■ DIRECTIONS FOR THIS TASK ■
What is needed is every line of the data that includes the word "label". Please copy each one.

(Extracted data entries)

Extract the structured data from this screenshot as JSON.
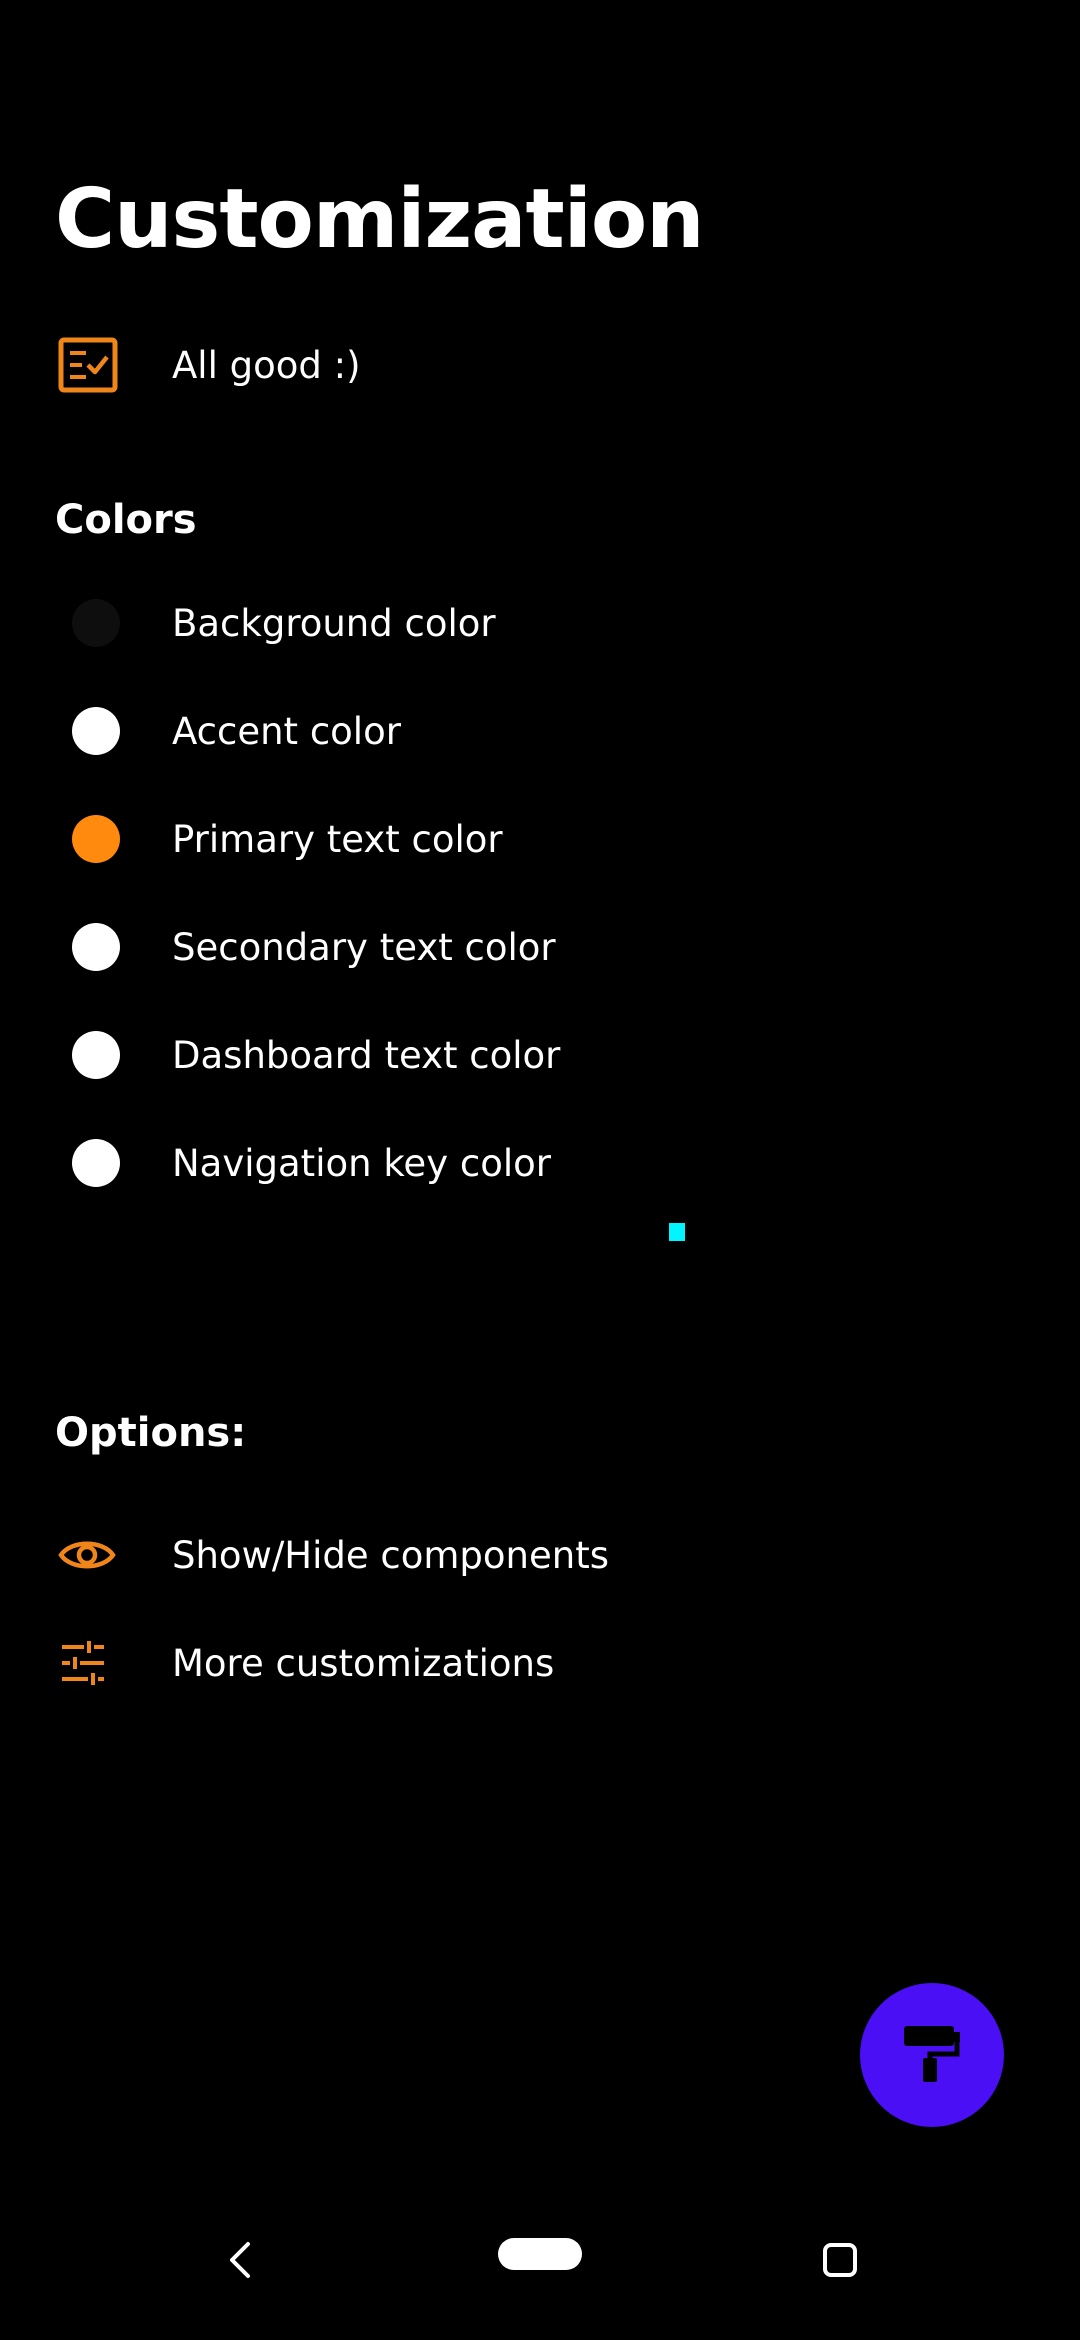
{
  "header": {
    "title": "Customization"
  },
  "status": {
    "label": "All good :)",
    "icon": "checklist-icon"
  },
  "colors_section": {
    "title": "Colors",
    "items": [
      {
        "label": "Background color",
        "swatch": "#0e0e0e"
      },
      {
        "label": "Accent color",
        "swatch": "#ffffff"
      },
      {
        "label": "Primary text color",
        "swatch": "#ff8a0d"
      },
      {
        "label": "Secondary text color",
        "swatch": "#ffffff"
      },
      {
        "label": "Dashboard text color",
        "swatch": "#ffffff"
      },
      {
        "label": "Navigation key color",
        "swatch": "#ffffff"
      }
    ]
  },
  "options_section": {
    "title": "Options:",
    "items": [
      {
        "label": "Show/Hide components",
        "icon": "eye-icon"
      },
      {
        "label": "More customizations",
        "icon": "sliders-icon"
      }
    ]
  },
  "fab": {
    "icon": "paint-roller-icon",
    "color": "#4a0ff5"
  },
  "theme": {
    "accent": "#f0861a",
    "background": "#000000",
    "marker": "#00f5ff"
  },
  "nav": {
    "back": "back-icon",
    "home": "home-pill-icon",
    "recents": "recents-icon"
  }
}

■ SOLUTION FOR THIS PROBLEM ■
    "label": "All good :)",
        "label": "Background color",
        "label": "Accent color",
        "label": "Primary text color",
        "label": "Secondary text color",
        "label": "Dashboard text color",
        "label": "Navigation key color",
        "label": "Show/Hide components",
        "label": "More customizations",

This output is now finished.